Monroe County Emergency Management will continue to monitor Tropical Depression Eta in conjunction with National Weather Service Key West (NWSKW). The track and intensity of Eta continues to be highly uncertain on what looks like will be a large and disheveled system when it reaches the Florida Keys. Tropical storm force sustained winds may begin in the Florida Keys as early as Sunday morning, but are more likely to begin Sunday night.
The National Weather Service’s Jon Rizzo said the system will affect the entire Florida Keys with a large wind field and potential winds of 60 to 65 mph. “Now is the time to prepare for strong sustained tropical storm wind conditions,” he said.
The structure of the system does not look like it will lead to rapid intensification, Rizzo said, but a category 1 hurricane is not off the table, but highly unlikely. With Eta’s current track, he stressed that a variety of threats like isolated tornadoes, damaging winds, and flooding rains that can uproot trees due to saturated ground can be expected. He also said coastal flooding with tides one to two feet higher than what the Florida Keys are experiencing right now can occur. The NWSKW will release storm surge modeling about 24-48 hours before expected impacts, with the oceanside areas of the Florida Keys being more affected in addition to some bayside areas that typically experience these conditions.
Monroe County Emergency Management Director Shannon Weiner said she does not see a need with the current forecast for a visitor evacuation and will be evaluating the need for local general population sheltering for those who liveaboard boats, mobile homes, or are homeless.

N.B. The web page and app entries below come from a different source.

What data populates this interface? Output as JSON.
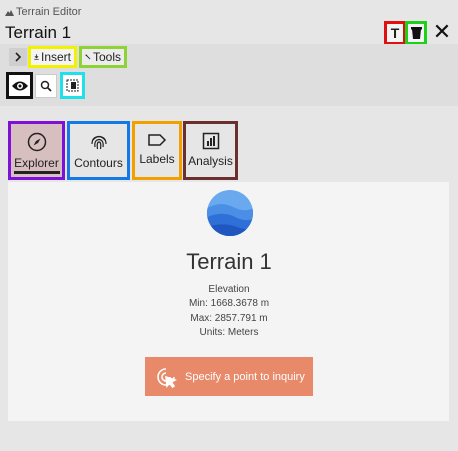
{
  "app": {
    "label": "Terrain Editor"
  },
  "document": {
    "title": "Terrain 1"
  },
  "toolbar": {
    "insert_label": "Insert",
    "tools_label": "Tools"
  },
  "header_buttons": {
    "text_label": "T",
    "close_label": "✕"
  },
  "tabs": [
    {
      "label": "Explorer"
    },
    {
      "label": "Contours"
    },
    {
      "label": "Labels"
    },
    {
      "label": "Analysis"
    }
  ],
  "explorer": {
    "terrain_name": "Terrain 1",
    "elevation_label": "Elevation",
    "min": "Min: 1668.3678 m",
    "max": "Max: 2857.791 m",
    "units": "Units: Meters",
    "inquiry_label": "Specify a point to inquiry"
  },
  "colors": {
    "accent": "#e88a6a",
    "highlight_insert": "#f2f200",
    "highlight_tools": "#8fd236",
    "highlight_eye": "#111111",
    "highlight_panel": "#22e0ea",
    "highlight_t": "#e01010",
    "highlight_layers": "#19d219",
    "highlight_explorer": "#7f10d8",
    "highlight_contours": "#1478e6",
    "highlight_labels": "#f0a000",
    "highlight_analysis": "#6b2f2f"
  }
}
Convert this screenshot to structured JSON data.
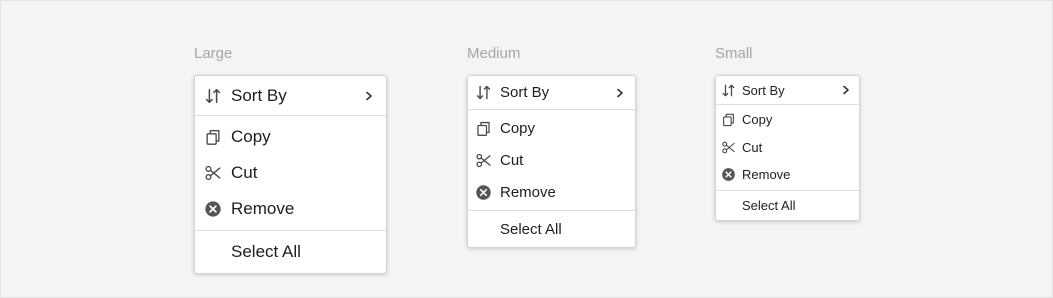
{
  "variants": [
    {
      "label": "Large",
      "menu": {
        "sort_by": "Sort By",
        "copy": "Copy",
        "cut": "Cut",
        "remove": "Remove",
        "select_all": "Select All"
      }
    },
    {
      "label": "Medium",
      "menu": {
        "sort_by": "Sort By",
        "copy": "Copy",
        "cut": "Cut",
        "remove": "Remove",
        "select_all": "Select All"
      }
    },
    {
      "label": "Small",
      "menu": {
        "sort_by": "Sort By",
        "copy": "Copy",
        "cut": "Cut",
        "remove": "Remove",
        "select_all": "Select All"
      }
    }
  ],
  "icons": {
    "sort_by": "sort-arrows-icon",
    "submenu": "chevron-right-icon",
    "copy": "copy-icon",
    "cut": "scissors-icon",
    "remove": "remove-circle-icon"
  },
  "colors": {
    "background": "#f4f4f4",
    "menu_background": "#ffffff",
    "text": "#1e1e1e",
    "icon": "#4a4a4a",
    "size_label": "#a6a6a6",
    "separator": "#dedede"
  }
}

Additional information regarding Eta will be released tomorrow.